Noon Edition

A Hearing Test for Moths

Moths aren't the noisiest of creatures. They actually don't make sounds at all – unless you count thudding against a screen on a summer night. But despite the fact that they don't communicate through sound, some moths have ears.

Why would a moth have ears, if not to converse with other moths? Ears allow moths to listen for the approach of one of their greatest predators – moth-eating bats.

Sound Waves

When bats hunt at night, they use sonar, or sound waves, to find their prey. The sound waves bats send out are too high-pitched for us to hear, but they're heard loud and clear by moths with ears.

Bats are incredibly adept at avoiding even tiny obstacles like twigs – and at honing in on prey – by listening to the echoes that bounce back from these solid objects. Moths with ears can detect this skillful predator even from a distance – and try to get away. Moths without ears, on the other hand, are more likely to become dinner.


Here's how you can conduct a test to see whether moths in your neighborhood have ears. The only equipment you'll need is a set of keys. After you've spotted some moths fluttering around a light or screen, jangle the keys nearby. In addition to the jangling, the keys will emit high-pitched sound you can't hear – much like the sounds predator bats make when they're hunting.

Moths with ears will dive away from the sound, as if to escape a hungry bat. Moths without ears won't react at all. But at least this time, they won't be dinner.
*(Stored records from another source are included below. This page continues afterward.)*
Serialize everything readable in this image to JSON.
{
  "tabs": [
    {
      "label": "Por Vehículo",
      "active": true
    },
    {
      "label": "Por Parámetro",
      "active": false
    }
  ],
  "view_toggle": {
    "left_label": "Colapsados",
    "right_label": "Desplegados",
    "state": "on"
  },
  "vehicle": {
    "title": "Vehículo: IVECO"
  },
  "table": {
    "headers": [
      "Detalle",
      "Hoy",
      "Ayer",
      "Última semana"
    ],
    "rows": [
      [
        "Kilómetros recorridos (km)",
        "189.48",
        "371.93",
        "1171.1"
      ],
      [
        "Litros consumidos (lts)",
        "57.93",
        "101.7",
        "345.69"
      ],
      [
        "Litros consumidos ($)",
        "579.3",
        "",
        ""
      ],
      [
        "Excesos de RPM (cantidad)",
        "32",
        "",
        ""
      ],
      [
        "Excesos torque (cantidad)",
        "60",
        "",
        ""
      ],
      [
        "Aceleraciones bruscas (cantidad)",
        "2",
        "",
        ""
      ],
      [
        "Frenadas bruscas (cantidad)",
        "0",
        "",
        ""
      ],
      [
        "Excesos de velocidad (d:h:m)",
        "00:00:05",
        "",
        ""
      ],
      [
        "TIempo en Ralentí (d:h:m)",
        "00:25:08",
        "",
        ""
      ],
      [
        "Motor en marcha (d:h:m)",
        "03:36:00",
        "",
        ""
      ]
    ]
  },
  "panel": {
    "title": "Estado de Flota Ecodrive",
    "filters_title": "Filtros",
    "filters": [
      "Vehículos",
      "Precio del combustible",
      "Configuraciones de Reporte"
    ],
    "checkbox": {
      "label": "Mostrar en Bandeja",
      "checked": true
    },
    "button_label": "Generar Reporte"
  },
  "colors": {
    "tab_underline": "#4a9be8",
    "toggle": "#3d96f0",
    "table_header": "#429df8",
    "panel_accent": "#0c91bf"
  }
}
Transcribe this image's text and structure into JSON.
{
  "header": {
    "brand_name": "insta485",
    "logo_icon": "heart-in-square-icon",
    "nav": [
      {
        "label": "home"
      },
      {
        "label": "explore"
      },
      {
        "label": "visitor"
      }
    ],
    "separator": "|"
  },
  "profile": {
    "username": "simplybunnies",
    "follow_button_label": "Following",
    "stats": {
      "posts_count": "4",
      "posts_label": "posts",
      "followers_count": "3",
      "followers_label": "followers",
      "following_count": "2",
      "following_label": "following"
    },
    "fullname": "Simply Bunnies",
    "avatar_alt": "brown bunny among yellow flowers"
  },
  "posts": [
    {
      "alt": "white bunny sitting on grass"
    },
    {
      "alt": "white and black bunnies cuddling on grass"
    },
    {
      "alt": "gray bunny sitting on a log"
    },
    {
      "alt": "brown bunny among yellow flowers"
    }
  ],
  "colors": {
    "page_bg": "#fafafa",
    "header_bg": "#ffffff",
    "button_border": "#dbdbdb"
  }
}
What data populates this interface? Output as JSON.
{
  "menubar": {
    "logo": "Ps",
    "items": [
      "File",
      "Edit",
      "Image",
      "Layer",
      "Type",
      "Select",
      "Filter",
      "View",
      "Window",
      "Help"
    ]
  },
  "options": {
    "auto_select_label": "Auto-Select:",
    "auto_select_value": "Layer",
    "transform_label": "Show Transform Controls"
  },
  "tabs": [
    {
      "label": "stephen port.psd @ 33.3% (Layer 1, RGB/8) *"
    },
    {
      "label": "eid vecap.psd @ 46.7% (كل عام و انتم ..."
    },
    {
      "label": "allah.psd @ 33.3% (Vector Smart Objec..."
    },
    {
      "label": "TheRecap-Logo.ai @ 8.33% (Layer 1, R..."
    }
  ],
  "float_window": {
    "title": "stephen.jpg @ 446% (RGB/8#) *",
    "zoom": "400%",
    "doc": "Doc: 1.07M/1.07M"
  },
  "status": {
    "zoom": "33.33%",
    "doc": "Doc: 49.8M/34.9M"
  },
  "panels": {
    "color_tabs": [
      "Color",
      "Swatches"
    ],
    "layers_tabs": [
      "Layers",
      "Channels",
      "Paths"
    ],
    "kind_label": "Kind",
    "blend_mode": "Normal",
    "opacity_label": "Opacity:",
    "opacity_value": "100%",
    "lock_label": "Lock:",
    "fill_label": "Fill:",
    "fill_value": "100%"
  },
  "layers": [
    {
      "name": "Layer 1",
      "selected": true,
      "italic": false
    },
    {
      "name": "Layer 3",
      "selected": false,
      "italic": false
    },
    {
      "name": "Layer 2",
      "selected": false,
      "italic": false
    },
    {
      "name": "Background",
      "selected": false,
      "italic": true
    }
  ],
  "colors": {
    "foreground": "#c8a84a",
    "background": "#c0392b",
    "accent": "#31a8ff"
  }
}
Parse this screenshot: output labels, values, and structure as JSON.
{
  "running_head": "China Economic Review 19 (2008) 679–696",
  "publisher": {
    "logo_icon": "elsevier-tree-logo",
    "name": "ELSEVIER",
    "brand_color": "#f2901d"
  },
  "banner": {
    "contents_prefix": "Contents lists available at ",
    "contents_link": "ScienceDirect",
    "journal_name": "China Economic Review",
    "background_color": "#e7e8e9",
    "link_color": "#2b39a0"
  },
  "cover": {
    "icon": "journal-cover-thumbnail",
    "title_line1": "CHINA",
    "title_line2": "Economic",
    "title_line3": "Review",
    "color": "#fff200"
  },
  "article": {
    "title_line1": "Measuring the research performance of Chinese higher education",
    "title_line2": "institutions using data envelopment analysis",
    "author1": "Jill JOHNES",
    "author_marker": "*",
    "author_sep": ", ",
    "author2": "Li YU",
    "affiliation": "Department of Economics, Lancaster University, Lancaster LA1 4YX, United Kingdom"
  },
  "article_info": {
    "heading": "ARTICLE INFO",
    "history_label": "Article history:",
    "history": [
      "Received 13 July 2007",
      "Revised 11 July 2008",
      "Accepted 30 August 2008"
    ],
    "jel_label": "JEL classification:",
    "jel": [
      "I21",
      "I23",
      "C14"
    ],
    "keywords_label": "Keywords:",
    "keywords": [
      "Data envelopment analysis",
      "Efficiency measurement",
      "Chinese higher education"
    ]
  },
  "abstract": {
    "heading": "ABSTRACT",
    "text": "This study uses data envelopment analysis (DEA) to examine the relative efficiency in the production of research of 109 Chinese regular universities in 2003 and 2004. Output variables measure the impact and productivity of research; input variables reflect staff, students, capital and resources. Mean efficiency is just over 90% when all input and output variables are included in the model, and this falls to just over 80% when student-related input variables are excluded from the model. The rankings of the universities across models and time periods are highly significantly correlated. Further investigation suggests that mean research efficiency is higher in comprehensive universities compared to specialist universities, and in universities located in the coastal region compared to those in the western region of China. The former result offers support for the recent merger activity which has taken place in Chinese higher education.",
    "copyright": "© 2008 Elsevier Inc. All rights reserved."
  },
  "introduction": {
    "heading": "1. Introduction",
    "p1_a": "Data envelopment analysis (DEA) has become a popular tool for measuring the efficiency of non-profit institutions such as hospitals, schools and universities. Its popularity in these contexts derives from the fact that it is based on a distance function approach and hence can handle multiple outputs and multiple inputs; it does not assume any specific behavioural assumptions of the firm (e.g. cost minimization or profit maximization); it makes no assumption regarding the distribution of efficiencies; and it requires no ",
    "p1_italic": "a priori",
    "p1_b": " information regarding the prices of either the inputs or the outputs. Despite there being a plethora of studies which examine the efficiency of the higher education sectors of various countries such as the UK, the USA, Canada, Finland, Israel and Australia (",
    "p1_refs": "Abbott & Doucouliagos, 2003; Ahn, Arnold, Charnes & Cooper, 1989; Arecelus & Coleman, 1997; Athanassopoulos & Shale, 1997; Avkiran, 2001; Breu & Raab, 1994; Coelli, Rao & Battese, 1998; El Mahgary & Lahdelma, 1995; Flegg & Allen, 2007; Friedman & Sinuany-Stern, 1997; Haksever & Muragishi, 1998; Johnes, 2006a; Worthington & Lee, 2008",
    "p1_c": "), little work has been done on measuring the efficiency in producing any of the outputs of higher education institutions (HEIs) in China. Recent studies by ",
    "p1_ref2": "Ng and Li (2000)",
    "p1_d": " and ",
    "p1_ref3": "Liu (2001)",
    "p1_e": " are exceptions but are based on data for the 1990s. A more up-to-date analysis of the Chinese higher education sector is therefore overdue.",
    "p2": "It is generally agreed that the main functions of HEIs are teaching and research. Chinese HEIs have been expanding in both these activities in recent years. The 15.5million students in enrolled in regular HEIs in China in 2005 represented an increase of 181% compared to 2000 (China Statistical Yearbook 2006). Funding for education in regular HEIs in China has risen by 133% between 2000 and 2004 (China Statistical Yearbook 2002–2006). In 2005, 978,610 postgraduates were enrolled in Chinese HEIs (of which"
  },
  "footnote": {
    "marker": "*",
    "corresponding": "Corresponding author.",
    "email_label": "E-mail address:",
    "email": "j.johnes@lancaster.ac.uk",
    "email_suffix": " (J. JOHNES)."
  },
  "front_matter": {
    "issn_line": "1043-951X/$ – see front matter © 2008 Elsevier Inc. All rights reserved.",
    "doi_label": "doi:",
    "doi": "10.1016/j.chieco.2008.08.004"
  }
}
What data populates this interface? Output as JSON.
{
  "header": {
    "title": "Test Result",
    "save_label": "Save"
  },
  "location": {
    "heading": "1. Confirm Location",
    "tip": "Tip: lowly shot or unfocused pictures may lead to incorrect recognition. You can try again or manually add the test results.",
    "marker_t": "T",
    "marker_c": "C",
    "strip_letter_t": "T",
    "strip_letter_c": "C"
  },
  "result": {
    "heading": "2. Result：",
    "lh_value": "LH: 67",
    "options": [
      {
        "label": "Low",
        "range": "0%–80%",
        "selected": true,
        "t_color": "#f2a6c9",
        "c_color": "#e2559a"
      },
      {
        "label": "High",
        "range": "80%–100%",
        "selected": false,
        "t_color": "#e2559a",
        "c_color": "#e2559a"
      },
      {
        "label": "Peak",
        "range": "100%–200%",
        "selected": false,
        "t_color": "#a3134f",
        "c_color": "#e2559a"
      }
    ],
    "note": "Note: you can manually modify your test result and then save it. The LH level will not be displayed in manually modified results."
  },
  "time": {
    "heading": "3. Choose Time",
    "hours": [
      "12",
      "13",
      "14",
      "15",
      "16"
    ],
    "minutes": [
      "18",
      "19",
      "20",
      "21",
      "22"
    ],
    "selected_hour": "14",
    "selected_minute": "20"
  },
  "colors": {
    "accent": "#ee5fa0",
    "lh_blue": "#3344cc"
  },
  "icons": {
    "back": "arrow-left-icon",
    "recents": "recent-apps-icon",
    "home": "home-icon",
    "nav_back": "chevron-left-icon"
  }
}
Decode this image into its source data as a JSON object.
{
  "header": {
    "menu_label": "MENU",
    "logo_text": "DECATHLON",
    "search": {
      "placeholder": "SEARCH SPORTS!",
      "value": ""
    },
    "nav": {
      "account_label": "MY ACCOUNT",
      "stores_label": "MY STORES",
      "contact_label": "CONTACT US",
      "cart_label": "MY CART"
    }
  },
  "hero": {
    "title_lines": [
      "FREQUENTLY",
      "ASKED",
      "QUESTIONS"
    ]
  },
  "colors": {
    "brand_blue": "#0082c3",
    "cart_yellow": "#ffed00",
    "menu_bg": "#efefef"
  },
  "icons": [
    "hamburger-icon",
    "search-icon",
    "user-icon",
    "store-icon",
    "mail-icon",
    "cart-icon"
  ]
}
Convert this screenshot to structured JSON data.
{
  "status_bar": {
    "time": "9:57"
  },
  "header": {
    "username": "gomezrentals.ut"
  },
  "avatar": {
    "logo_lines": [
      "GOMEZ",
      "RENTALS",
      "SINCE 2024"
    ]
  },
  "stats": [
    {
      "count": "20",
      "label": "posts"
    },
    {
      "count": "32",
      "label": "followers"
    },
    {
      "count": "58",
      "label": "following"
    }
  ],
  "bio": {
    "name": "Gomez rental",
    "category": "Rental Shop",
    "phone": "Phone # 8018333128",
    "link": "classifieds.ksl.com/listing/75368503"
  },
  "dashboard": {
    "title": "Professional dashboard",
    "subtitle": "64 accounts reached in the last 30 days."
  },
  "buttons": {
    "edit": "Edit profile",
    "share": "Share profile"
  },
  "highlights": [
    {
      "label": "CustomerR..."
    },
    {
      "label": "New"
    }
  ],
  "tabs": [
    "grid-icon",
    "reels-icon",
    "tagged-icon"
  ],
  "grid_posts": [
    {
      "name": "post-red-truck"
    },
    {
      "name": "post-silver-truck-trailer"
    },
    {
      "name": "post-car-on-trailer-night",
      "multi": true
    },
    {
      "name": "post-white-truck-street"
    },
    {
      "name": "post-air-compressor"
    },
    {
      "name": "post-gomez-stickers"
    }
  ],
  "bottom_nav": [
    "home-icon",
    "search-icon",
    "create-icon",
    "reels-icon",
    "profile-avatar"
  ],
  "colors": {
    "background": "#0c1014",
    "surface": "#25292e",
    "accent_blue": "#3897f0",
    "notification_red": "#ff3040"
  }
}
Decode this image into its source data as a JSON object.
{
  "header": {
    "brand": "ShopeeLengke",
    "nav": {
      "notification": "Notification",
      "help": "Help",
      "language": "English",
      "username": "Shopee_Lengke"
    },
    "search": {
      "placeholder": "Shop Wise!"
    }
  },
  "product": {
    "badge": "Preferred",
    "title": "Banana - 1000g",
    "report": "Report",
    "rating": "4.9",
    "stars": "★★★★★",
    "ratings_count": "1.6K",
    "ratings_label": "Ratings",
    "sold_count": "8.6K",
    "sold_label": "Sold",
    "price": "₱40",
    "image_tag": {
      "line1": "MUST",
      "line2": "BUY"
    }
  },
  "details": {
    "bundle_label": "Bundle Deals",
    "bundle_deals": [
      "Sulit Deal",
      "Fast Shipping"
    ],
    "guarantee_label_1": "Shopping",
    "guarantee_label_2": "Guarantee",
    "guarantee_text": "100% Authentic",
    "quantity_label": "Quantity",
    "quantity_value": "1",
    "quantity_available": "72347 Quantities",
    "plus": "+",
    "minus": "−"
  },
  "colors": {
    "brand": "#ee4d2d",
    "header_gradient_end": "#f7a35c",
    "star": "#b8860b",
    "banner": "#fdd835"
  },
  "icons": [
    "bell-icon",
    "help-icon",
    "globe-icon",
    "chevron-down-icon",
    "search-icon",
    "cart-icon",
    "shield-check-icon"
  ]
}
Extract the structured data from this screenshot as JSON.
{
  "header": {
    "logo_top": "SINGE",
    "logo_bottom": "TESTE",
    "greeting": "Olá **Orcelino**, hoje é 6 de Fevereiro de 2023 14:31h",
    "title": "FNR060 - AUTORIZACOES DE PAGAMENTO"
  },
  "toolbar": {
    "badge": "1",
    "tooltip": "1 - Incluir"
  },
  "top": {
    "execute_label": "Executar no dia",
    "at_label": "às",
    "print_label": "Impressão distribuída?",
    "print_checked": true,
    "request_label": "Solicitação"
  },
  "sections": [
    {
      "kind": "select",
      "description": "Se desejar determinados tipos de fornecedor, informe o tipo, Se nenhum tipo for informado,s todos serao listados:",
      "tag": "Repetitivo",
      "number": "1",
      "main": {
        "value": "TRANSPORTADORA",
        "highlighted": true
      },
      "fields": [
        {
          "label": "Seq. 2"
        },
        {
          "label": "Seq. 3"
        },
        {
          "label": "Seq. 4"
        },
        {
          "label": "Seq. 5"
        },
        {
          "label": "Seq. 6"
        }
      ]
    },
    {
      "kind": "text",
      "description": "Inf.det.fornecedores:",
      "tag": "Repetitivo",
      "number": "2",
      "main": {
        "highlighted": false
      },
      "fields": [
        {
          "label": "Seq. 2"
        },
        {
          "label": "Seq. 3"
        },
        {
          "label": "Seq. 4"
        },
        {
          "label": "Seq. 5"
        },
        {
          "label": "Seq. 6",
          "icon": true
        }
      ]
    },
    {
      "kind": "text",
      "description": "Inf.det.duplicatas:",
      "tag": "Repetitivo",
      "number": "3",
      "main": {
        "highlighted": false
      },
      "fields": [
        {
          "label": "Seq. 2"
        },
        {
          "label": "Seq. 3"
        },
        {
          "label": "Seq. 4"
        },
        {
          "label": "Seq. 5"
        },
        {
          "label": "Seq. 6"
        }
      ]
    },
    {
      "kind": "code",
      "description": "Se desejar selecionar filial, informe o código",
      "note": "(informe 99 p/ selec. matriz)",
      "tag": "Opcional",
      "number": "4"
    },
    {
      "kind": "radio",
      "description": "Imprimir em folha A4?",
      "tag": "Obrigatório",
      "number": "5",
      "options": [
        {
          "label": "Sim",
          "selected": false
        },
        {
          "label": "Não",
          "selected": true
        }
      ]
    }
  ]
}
Support For Indiana Public Media Comes From

About A Moment of Science